T.J. Auclair is a Senior Interactive Producer for PGA.com and has covered professional golf since 1998, traveling to over 60 major championships. You can follow him on Twitter, @tjauclair.
Canadian golf professional saves man from sinking minivan
Series: Golf Buzz
Published: Tuesday, July 08, 2014 | 8:29 a.m.
Head golf professionals wear many hats. Among their duties? Organize tournaments, give lessons, mentor assistant professionals, run a pro shop -- the list goes on.
One duty you wouldn't expect to find on that list is "life saver." However, you can now add that to Josh Gardner's resume.
Gardner, the head golf professional at Canyon Meadows Golf and Country Club in Calgary, Alberta, Canada, quickly sprung into action when he saw something you don't see everyday on the golf course this past Saturday.
As he was giving a lesson, Gardner noticed a minivan coming down a hill behind him.
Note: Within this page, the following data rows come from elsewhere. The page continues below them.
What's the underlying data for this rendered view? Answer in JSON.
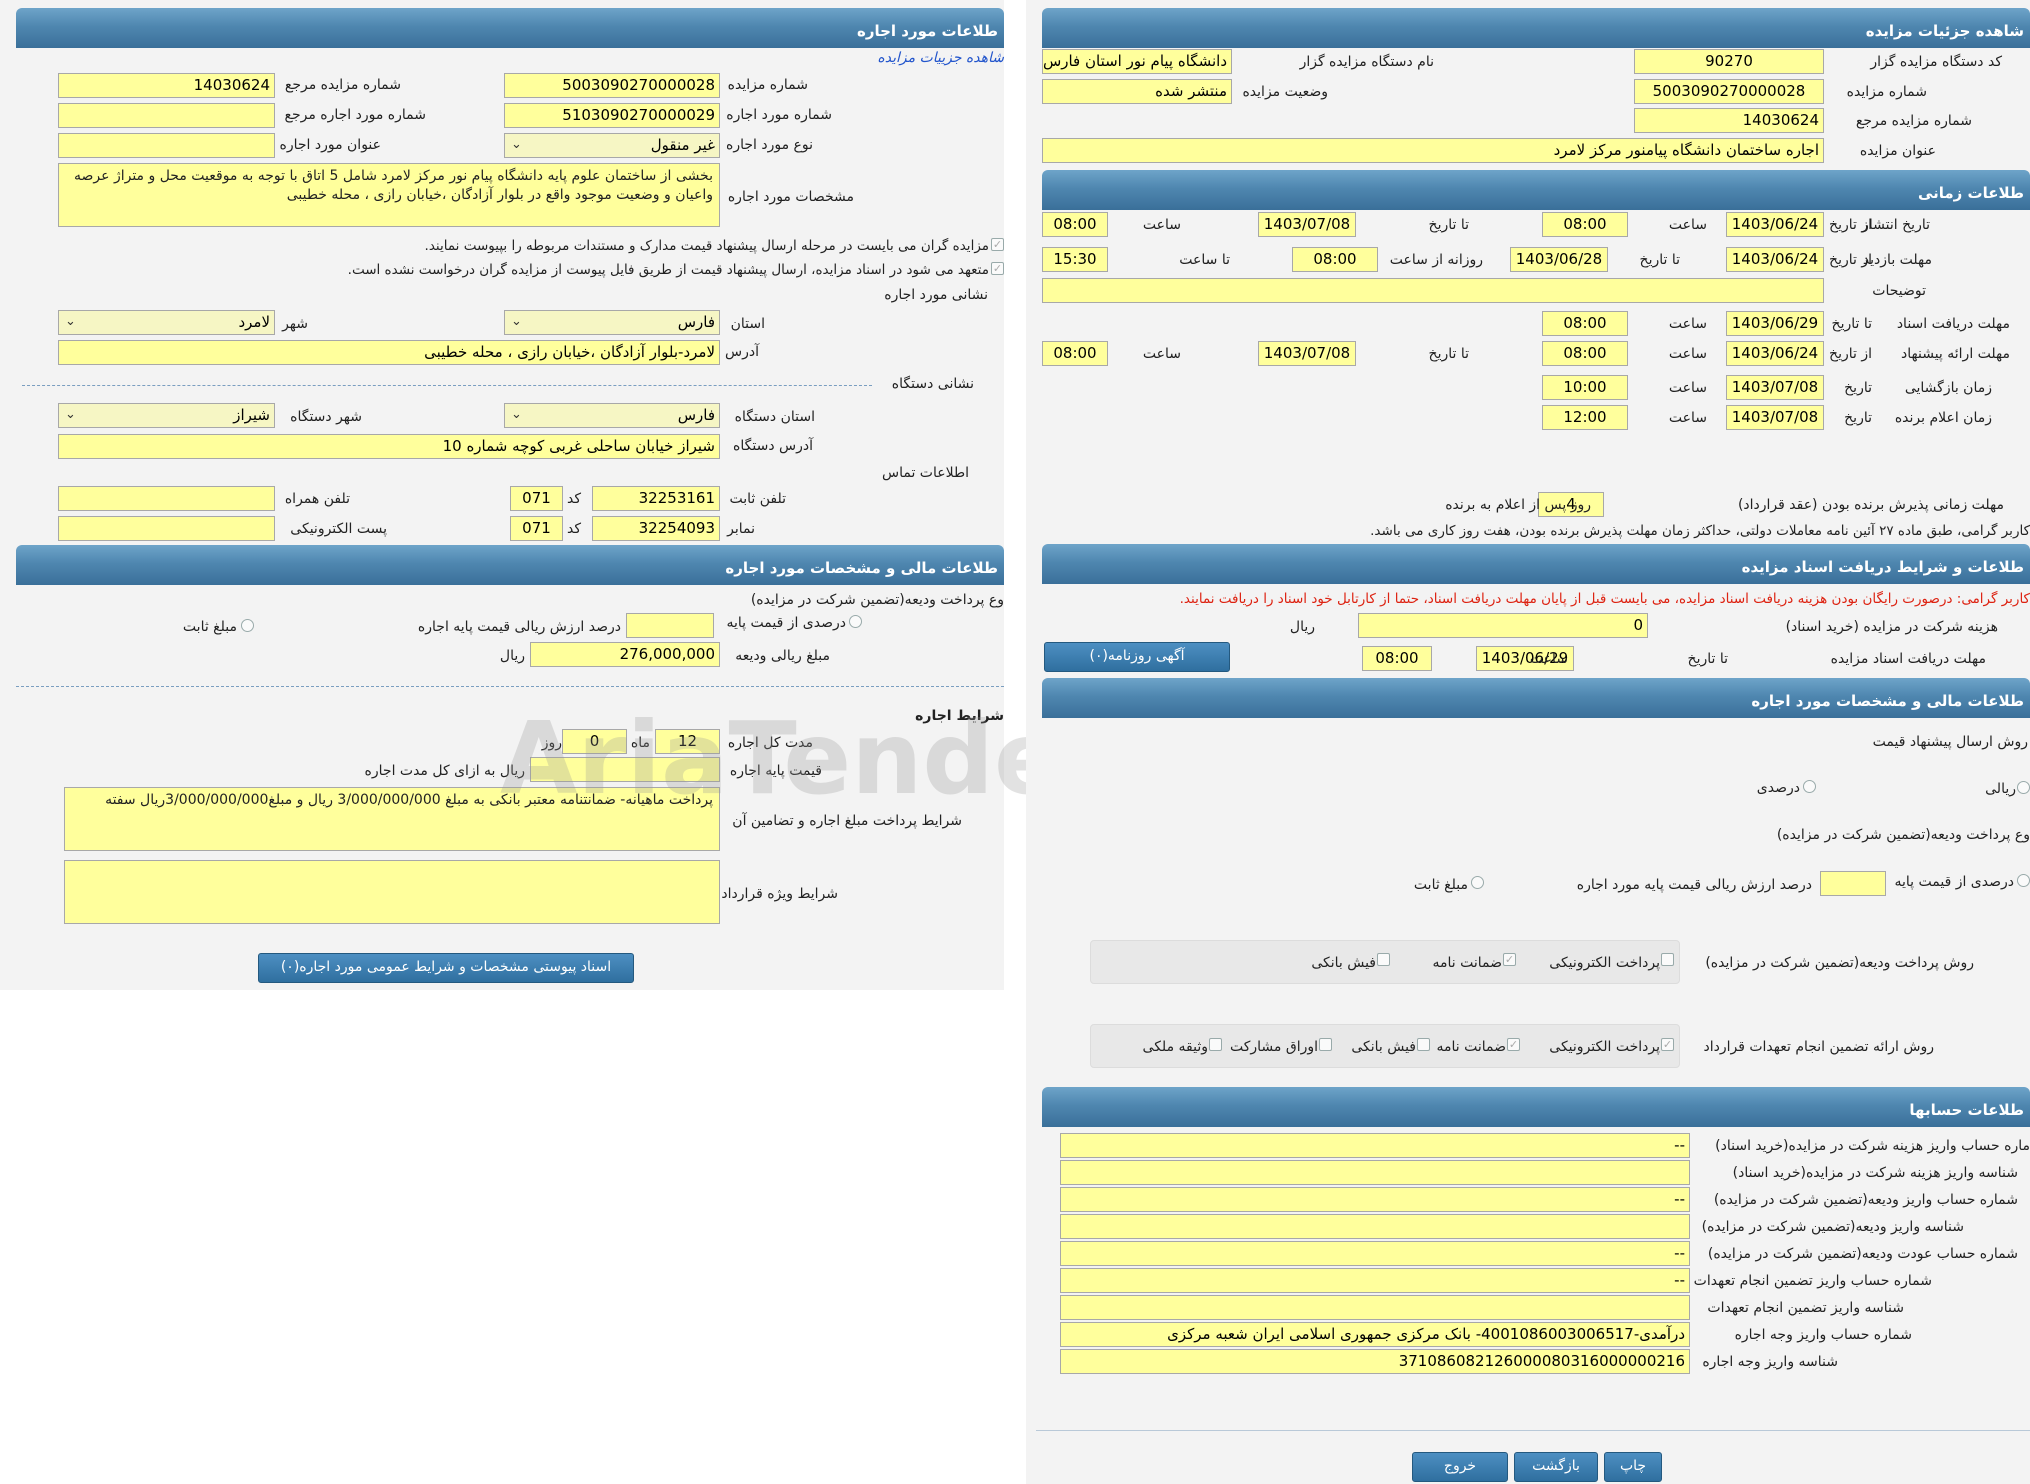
{
  "left": {
    "headers": {
      "lease_info": "طلاعات مورد اجاره",
      "financial": "طلاعات مالی و مشخصات مورد اجاره"
    },
    "view_details_link": "شاهده جزییات مزایده",
    "labels": {
      "auction_number": "شماره مزایده",
      "ref_auction_number": "شماره مزایده مرجع",
      "lease_item_number": "شماره مورد اجاره",
      "ref_lease_number": "شماره مورد اجاره مرجع",
      "lease_item_type": "نوع مورد اجاره",
      "lease_item_title": "عنوان مورد اجاره",
      "lease_specs": "مشخصات مورد اجاره",
      "province": "استان",
      "city": "شهر",
      "address": "آدرس",
      "device_address_section": "نشانی دستگاه",
      "device_province": "استان دستگاه",
      "device_city": "شهر دستگاه",
      "device_address": "آدرس دستگاه",
      "contact_section": "اطلاعات تماس",
      "phone": "تلفن ثابت",
      "code": "کد",
      "mobile": "تلفن همراه",
      "fax": "نمابر",
      "email": "پست الکترونیکی",
      "location_section": "نشانی مورد اجاره",
      "deposit_type": "وع پرداخت ودیعه(تضمین شرکت در مزایده)",
      "percent_base": "درصدی از قیمت پایه",
      "percent_value": "درصد ارزش ریالی قیمت پایه اجاره",
      "fixed_amount": "مبلغ ثابت",
      "deposit_amount": "مبلغ ریالی ودیعه",
      "rial": "ریال",
      "lease_terms": "شرایط اجاره",
      "total_duration": "مدت کل اجاره",
      "month": "ماه",
      "day": "روز",
      "base_price": "قیمت پایه اجاره",
      "base_price_note": "ریال به ازای کل مدت اجاره",
      "payment_terms": "شرایط پرداخت مبلغ اجاره و تضامین آن",
      "special_terms": "شرایط ویژه قرارداد"
    },
    "values": {
      "auction_number": "5003090270000028",
      "ref_auction_number": "14030624",
      "lease_item_number": "5103090270000029",
      "ref_lease_number": "",
      "lease_item_type": "غیر منقول",
      "lease_item_title": "",
      "lease_specs": "بخشی از ساختمان علوم پایه دانشگاه پیام نور مرکز لامرد شامل 5 اتاق با توجه به موقعیت محل و متراژ عرصه واعیان  و  وضعیت موجود  واقع در  بلوار آزادگان ،خیابان رازی ، محله خطیبی",
      "province": "فارس",
      "city": "لامرد",
      "address": "لامرد-بلوار آزادگان ،خیابان رازی ، محله خطیبی",
      "device_province": "فارس",
      "device_city": "شیراز",
      "device_address": "شیراز خیابان ساحلی غربی کوچه شماره 10",
      "phone": "32253161",
      "phone_code": "071",
      "mobile": "",
      "fax": "32254093",
      "fax_code": "071",
      "email": "",
      "percent_value": "",
      "deposit_amount": "276,000,000",
      "duration_month": "12",
      "duration_days": "0",
      "duration_month_b": "",
      "base_price": "",
      "payment_terms": "پرداخت ماهیانه- ضمانتنامه معتبر بانکی به مبلغ 3/000/000/000 ریال و مبلغ3/000/000/000ریال سفته",
      "special_terms": ""
    },
    "checks": {
      "docs_note": "مزایده گران می بایست در مرحله ارسال پیشنهاد قیمت مدارک و مستندات مربوطه را بپیوست نمایند.",
      "commit_note": "متعهد می شود در اسناد مزایده، ارسال پیشنهاد قیمت از طریق فایل پیوست از مزایده گران درخواست نشده است."
    },
    "attach_button": "اسناد پیوستی مشخصات و شرایط عمومی مورد اجاره(۰)"
  },
  "right": {
    "headers": {
      "details": "شاهده جزئیات مزایده",
      "time": "طلاعات زمانی",
      "docs": "طلاعات و شرایط دریافت اسناد مزایده",
      "financial": "طلاعات مالی و مشخصات مورد اجاره",
      "accounts": "طلاعات حسابها"
    },
    "labels": {
      "org_code": "کد دستگاه مزایده گزار",
      "org_name": "نام دستگاه مزایده گزار",
      "auction_number": "شماره مزایده",
      "status": "وضعیت مزایده",
      "ref_number": "شماره مزایده مرجع",
      "title": "عنوان مزایده",
      "publish_date": "تاریخ انتشار",
      "visit_deadline": "مهلت بازدید",
      "description": "توضیحات",
      "doc_deadline": "مهلت دریافت اسناد",
      "offer_deadline": "مهلت ارائه پیشنهاد",
      "opening_time": "زمان بازگشایی",
      "winner_time": "زمان اعلام برنده",
      "from_date": "از تاریخ",
      "to_date": "تا تاریخ",
      "date": "تاریخ",
      "time": "ساعت",
      "to_time": "تا ساعت",
      "daily_from": "روزانه از ساعت",
      "accept_deadline": "مهلت زمانی پذیرش برنده بودن (عقد قرارداد)",
      "accept_days_suffix": "روز پس از اعلام به برنده",
      "doc_fee": "هزینه شرکت در مزایده (خرید اسناد)",
      "rial": "ریال",
      "doc_receive_deadline": "مهلت دریافت اسناد مزایده",
      "offer_method": "روش ارسال پیشنهاد قیمت",
      "rial_option": "ریالی",
      "percent_option": "درصدی",
      "deposit_type": "وع پرداخت ودیعه(تضمین شرکت در مزایده)",
      "percent_base": "درصدی از قیمت پایه",
      "percent_value": "درصد ارزش ریالی قیمت پایه مورد اجاره",
      "fixed_amount": "مبلغ ثابت",
      "deposit_method": "روش پرداخت ودیعه(تضمین شرکت در مزایده)",
      "guarantee_method": "روش ارائه تضمین انجام تعهدات قرارداد",
      "electronic": "پرداخت الکترونیکی",
      "guarantee_letter": "ضمانت نامه",
      "bank_receipt": "فیش بانکی",
      "participation_papers": "اوراق مشارکت",
      "property_collateral": "وثیقه ملکی",
      "acc1": "ماره حساب واریز هزینه شرکت در مزایده(خرید اسناد)",
      "acc2": "شناسه واریز هزینه شرکت در مزایده(خرید اسناد)",
      "acc3": "شماره حساب واریز ودیعه(تضمین شرکت در مزایده)",
      "acc4": "شناسه واریز ودیعه(تضمین شرکت در مزایده)",
      "acc5": "شماره حساب عودت ودیعه(تضمین شرکت در مزایده)",
      "acc6": "شماره حساب واریز تضمین انجام تعهدات",
      "acc7": "شناسه واریز تضمین انجام تعهدات",
      "acc8": "شماره حساب واریز وجه اجاره",
      "acc9": "شناسه واریز وجه اجاره"
    },
    "values": {
      "org_code": "90270",
      "org_name": "دانشگاه پیام نور استان فارس",
      "auction_number": "5003090270000028",
      "status": "منتشر شده",
      "ref_number": "14030624",
      "title": "اجاره  ساختمان دانشگاه پیامنور  مرکز لامرد",
      "publish_from": "1403/06/24",
      "publish_from_time": "08:00",
      "publish_to": "1403/07/08",
      "publish_to_time": "08:00",
      "visit_from": "1403/06/24",
      "visit_to": "1403/06/28",
      "visit_daily_from": "08:00",
      "visit_to_time": "15:30",
      "description": "",
      "doc_to": "1403/06/29",
      "doc_to_time": "08:00",
      "offer_from": "1403/06/24",
      "offer_from_time": "08:00",
      "offer_to": "1403/07/08",
      "offer_to_time": "08:00",
      "opening_date": "1403/07/08",
      "opening_time": "10:00",
      "winner_date": "1403/07/08",
      "winner_time": "12:00",
      "accept_days": "4",
      "doc_fee": "0",
      "doc_receive_to": "1403/06/29",
      "doc_receive_time": "08:00",
      "percent_value": "",
      "acc1": "--",
      "acc2": "",
      "acc3": "--",
      "acc4": "",
      "acc5": "--",
      "acc6": "--",
      "acc7": "",
      "acc8": "درآمدی-4001086003006517- بانک مرکزی جمهوری اسلامی ایران شعبه مرکزی",
      "acc9": "371086082126000080316000000216"
    },
    "notes": {
      "article27": "کاربر گرامی، طبق ماده ۲۷ آئین نامه معاملات دولتی، حداکثر زمان مهلت پذیرش برنده بودن، هفت روز کاری می باشد.",
      "free_docs": "کاربر گرامی: درصورت رایگان بودن هزینه دریافت اسناد مزایده، می بایست قبل از پایان مهلت دریافت اسناد، حتما از کارتابل خود اسناد را دریافت نمایند."
    },
    "newspaper_button": "آگهی روزنامه(۰)",
    "buttons": {
      "print": "چاپ",
      "back": "بازگشت",
      "exit": "خروج"
    }
  },
  "colors": {
    "header": "#4f87b0",
    "field": "#ffff9c",
    "note_red": "#d21"
  }
}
Moments later, it went airborne and plunged into the middle of a pond on the course.
Gardner immediately directed one of his assistants to call 911. Gardner called out to the driver several times, but when he didn't get a response, he made the decision to jump into the water.
"He wasn't responding so I just made the choice to go into the water," he said.
"(The minivan) started to go down, I could see the water level rising in it."
Gardner said he swam out about 20 metres to the van, which was sinking in water he estimates was about 12 metres deep.
"I swam in through the driver's side window and got his seatbelt off," he said.
"The water was coming in strong, it was up to his chest."
Gardner safely got the driver -- a man in his 40s, who emergency crews believe experienced a medical situation before the crash -- back to dry land.
With a belief that there may be another person in the minivan, Gardner jumped right back into the water to inspect. It turns out the driver was the only occupant.
"It's a great feeling (to have helped save him), but I just did what anybody would do," Gardner told the Calgary Sun. "It was an emotional day, but it was a best case scenario for that situation."